Dusted with a light icing of hope this Cake is deeply satisfying, indulge yourself.

Into The Woods

Director: Rob Marshall (2014)

Disney embraces the dark side in this dazzling big budget live-action adaption of the award-winning magical musical fairytale.

Based on the stories of the Brothers Grimm, the wicked lyrics of songwriting maestro Stephen Sondheim are performed by an all-star cast on top form.

Plus as great sets and costumes boost the sometimes uninspired direction, it all makes for a spooky and frequently funny fantasy.

Once upon a time, a baby-stealing witch (Meryl Streep) has cursed the house of a poor baker and his wife (James Corden and Emily Blunt) so they cannot conceive a baby.

Corden and Blunt share a bickering chemistry and play commendably straight which allows the more fantastical characters to showboat.

Streep indulges herself with may a shriek and cackle as the witch who is also under a spell, forcing the couple to help her before she will lift their curse.

They must go into the woods to find a white cow, a golden slipper, a red cape and some yellow hair before the full moon in three days’ time.

On the way, they meet familiar characters such as Little Red Riding Hood, played by an astonishingly confident and scene-stealing teenage Lilla Crawford.

She is of course preyed upon by the big bad wolf, an excellent Johnny Depp in an extended cameo.

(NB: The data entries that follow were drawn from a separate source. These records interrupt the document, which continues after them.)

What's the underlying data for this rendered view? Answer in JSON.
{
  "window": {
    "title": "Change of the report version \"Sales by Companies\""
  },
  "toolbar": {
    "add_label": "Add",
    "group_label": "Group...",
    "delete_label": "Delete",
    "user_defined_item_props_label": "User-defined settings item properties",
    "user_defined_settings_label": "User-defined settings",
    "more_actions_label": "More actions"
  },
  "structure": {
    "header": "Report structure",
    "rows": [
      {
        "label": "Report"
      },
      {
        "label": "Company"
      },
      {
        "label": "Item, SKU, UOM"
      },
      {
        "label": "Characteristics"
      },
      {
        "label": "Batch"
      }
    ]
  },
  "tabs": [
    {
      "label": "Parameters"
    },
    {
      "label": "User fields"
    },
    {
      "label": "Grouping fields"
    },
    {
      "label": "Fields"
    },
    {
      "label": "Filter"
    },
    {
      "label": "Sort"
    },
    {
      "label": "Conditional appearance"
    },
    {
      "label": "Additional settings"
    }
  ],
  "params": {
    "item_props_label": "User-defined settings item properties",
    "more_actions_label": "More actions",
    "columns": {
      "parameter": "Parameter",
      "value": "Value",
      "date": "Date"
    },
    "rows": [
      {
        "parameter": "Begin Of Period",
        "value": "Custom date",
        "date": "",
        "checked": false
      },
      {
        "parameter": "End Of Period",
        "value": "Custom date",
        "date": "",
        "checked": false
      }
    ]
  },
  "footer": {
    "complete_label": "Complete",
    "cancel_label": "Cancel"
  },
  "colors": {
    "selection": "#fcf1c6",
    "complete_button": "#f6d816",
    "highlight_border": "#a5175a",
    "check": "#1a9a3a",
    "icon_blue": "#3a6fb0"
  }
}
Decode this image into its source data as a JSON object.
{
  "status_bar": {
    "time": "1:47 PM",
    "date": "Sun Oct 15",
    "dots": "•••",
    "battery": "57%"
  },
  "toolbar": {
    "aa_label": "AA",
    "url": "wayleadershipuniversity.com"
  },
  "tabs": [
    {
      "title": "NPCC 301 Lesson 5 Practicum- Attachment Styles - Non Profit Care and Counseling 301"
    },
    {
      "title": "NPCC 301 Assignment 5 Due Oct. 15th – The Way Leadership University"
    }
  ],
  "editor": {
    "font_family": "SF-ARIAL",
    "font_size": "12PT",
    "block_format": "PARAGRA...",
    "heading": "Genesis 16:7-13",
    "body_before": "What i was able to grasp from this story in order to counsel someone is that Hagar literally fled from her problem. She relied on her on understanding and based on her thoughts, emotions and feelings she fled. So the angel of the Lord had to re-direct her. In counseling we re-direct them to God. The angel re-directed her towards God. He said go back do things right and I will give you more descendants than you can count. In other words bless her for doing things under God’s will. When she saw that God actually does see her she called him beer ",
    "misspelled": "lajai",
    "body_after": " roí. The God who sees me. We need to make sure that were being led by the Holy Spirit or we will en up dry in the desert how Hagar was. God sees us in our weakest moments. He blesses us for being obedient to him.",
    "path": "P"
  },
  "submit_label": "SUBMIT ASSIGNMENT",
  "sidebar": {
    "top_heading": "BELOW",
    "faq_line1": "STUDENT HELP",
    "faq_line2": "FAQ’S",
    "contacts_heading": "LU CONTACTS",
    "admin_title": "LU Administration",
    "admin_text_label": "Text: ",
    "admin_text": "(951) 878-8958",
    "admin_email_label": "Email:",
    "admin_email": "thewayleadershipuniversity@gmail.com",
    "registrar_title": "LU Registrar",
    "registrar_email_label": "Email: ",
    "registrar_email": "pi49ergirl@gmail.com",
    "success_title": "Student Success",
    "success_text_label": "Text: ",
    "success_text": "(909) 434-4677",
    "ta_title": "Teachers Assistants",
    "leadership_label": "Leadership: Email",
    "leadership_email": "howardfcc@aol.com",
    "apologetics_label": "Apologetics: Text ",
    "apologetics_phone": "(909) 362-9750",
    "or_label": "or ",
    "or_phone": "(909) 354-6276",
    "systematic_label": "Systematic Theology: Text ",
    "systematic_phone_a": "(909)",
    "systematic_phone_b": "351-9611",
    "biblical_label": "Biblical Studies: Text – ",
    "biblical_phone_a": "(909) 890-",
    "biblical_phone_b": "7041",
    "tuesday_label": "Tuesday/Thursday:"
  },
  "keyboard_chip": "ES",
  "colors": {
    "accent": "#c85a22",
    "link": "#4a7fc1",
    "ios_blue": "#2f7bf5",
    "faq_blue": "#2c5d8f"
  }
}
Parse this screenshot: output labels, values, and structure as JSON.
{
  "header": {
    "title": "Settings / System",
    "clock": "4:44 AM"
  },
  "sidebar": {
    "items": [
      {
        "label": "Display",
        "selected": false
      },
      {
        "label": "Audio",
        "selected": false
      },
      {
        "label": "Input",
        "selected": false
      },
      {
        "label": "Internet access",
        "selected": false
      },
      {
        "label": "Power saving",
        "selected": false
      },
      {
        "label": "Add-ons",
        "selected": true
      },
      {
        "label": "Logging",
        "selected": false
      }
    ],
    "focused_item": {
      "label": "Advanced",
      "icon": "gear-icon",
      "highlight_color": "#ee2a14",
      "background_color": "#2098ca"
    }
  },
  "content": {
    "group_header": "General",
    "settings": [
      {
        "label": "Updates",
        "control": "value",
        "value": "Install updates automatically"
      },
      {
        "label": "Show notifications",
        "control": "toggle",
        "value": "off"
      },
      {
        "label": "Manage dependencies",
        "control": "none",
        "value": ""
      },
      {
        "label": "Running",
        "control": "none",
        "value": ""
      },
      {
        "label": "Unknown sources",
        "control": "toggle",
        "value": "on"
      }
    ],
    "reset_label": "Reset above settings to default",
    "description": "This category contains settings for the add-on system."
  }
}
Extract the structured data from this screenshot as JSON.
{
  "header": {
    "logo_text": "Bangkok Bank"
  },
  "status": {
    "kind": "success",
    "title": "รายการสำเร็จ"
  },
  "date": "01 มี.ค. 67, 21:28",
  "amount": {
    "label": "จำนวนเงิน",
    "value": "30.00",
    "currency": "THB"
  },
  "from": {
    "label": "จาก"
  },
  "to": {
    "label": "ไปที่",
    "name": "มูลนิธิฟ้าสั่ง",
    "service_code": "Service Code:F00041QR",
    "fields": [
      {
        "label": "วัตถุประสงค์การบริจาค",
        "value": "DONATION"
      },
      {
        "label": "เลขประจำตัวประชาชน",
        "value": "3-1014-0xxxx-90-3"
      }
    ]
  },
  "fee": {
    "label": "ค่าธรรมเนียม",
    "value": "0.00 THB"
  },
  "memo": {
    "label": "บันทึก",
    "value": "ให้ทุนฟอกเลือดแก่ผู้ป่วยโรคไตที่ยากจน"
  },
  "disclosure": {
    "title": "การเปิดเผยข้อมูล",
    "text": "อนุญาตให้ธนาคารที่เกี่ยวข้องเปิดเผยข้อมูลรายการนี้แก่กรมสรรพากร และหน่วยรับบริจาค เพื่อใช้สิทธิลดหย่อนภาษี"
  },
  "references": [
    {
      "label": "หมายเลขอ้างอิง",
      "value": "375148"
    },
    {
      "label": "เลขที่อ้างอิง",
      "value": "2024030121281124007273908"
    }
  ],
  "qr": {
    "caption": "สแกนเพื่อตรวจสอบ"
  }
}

There’s also Rapunzel (MacKenzie Mauzy), Jack of the beanstalk (Daniel Huttlestone) giants, ghosts and some golden eggs, Anna Kendrick is pitch perfect as Cinderella.

She is pursued by a a philandering Prince (Chris Pine). He’s wonderfully vain, self-centred and thoroughly enjoys himself delivering the funniest song and the best line.

Proving you should be careful what you wish for there are betrayals, mutilations and deaths as well as some unpardonably poor parenting.

As greed is punished and bravery and honesty win out, you won’t fail to be charmed by this wonderful tale’s dark magic.

★★★★☆